■ Data
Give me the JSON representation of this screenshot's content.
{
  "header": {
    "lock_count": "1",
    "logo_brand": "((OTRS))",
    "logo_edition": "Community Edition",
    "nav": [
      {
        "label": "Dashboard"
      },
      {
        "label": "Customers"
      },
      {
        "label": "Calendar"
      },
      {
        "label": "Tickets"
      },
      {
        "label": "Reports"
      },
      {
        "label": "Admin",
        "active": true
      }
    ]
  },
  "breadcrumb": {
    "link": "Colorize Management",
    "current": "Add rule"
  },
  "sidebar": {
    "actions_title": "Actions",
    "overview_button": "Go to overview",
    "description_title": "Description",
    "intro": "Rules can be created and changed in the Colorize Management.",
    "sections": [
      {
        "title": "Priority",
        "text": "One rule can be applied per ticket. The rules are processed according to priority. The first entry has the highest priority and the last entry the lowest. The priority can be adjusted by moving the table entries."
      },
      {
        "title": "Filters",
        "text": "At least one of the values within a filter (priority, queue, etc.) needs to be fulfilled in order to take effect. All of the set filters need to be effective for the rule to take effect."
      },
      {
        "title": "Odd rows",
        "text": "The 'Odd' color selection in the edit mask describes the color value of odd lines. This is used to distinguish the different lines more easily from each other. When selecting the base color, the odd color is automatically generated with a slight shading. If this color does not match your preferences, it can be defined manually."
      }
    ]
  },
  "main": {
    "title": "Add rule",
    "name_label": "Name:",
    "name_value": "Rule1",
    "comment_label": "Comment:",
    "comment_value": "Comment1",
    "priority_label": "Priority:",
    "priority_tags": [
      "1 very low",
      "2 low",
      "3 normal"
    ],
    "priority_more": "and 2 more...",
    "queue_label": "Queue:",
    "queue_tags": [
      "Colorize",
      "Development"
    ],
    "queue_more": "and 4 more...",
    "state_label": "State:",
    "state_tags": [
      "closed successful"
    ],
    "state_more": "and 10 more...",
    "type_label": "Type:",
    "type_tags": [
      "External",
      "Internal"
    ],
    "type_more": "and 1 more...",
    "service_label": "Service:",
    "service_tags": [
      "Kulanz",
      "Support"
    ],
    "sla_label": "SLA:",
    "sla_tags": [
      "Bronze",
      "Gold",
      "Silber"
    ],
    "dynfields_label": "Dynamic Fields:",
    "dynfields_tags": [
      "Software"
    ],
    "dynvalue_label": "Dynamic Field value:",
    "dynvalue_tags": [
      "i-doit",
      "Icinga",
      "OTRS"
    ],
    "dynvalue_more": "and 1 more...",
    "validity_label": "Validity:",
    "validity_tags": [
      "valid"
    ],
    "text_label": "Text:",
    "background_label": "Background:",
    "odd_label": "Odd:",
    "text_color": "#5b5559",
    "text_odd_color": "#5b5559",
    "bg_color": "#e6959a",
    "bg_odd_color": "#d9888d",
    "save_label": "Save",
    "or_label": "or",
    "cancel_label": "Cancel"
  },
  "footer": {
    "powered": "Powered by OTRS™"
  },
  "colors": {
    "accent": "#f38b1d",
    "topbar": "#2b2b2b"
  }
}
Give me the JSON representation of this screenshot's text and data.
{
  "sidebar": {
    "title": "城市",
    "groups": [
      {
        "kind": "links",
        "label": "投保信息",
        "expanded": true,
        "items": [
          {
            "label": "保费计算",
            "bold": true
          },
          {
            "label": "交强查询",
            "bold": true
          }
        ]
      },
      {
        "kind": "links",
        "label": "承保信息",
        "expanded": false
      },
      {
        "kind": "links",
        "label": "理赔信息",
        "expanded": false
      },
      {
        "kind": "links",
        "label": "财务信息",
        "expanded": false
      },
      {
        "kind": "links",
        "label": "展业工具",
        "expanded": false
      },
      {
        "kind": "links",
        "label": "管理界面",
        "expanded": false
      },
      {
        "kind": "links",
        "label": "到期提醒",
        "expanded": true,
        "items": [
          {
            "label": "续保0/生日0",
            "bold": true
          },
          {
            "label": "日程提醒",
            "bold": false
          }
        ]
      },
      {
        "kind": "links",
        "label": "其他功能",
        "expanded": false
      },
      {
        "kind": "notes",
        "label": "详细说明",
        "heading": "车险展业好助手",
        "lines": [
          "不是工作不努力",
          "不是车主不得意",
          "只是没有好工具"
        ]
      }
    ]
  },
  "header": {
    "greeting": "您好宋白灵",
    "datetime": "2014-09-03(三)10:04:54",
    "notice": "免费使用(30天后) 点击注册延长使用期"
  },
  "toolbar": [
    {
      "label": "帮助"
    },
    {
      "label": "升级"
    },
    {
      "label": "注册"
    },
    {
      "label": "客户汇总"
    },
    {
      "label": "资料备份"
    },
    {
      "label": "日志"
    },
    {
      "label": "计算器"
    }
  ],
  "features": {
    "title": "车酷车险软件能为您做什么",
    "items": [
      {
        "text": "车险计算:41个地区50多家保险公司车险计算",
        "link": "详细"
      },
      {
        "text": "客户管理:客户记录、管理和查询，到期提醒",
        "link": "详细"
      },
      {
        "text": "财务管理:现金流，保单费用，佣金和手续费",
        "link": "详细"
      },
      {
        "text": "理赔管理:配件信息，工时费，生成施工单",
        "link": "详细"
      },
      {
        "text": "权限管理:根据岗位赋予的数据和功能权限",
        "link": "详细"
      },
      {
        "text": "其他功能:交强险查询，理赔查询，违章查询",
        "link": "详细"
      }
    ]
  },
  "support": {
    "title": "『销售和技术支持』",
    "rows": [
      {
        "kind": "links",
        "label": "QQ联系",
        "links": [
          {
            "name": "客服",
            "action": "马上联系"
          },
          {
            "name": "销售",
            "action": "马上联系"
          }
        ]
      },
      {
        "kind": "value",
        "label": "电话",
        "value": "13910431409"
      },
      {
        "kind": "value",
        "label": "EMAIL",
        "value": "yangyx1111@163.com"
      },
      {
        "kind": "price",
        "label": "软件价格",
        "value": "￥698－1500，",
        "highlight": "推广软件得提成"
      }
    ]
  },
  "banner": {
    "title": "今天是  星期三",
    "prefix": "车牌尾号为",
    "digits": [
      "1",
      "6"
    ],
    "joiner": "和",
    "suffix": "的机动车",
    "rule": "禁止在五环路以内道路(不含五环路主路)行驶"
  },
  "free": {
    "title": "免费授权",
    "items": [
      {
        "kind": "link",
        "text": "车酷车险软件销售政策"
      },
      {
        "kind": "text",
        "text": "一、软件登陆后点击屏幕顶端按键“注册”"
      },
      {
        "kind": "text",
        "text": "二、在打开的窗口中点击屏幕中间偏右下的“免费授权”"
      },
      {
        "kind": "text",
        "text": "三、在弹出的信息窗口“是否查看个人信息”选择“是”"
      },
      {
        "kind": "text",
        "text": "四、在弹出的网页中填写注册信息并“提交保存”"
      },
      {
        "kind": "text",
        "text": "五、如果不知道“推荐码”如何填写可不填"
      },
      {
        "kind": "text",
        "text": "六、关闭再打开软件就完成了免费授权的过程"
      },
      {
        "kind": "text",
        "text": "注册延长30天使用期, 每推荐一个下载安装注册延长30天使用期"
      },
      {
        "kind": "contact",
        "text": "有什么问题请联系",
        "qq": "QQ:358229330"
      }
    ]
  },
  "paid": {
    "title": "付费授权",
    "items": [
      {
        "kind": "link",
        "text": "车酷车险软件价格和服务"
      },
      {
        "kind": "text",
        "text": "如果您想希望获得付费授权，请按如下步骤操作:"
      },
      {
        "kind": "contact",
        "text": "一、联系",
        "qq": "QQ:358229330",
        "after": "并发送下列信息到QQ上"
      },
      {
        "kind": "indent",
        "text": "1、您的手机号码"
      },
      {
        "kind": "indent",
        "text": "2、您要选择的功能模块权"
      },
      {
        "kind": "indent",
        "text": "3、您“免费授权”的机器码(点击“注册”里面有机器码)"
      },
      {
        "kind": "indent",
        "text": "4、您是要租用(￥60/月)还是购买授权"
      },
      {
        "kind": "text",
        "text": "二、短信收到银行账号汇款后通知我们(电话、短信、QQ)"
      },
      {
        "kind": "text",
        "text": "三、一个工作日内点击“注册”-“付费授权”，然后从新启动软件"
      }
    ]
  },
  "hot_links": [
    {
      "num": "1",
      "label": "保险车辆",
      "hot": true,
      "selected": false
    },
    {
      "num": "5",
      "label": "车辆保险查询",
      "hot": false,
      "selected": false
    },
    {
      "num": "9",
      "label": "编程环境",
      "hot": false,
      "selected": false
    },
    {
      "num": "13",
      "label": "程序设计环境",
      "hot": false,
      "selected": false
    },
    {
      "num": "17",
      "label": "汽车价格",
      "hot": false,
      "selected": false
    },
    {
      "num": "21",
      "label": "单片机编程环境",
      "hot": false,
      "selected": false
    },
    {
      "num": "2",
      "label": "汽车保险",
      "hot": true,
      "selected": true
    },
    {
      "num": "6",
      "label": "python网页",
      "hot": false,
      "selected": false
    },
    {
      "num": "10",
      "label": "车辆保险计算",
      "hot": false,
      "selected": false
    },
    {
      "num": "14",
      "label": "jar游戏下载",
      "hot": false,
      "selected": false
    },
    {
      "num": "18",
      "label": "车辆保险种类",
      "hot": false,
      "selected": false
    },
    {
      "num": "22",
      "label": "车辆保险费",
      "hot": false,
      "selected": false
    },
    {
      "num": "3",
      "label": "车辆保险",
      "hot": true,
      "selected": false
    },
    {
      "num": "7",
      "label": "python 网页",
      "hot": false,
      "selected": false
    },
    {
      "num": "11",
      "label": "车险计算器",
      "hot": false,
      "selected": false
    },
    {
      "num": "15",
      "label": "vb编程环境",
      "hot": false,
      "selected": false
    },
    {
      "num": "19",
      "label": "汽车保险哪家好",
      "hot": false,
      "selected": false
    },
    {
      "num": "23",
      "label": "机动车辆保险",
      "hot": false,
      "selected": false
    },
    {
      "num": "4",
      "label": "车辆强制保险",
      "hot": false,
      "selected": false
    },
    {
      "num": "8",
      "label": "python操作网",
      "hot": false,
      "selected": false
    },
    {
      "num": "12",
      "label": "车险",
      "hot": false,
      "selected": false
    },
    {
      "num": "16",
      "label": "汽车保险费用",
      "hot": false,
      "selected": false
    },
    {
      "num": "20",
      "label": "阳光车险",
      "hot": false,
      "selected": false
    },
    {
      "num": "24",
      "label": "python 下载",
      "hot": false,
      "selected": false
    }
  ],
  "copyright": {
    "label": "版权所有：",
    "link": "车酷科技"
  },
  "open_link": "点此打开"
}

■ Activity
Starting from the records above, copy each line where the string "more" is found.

■ Answer section
        "text": "The 'Odd' color selection in the edit mask describes the color value of odd lines. This is used to distinguish the different lines more easily from each other. When selecting the base color, the odd color is automatically generated with a slight shading. If this color does not match your preferences, it can be defined manually."
    "priority_more": "and 2 more...",
    "queue_more": "and 4 more...",
    "state_more": "and 10 more...",
    "type_more": "and 1 more...",
    "dynvalue_more": "and 1 more...",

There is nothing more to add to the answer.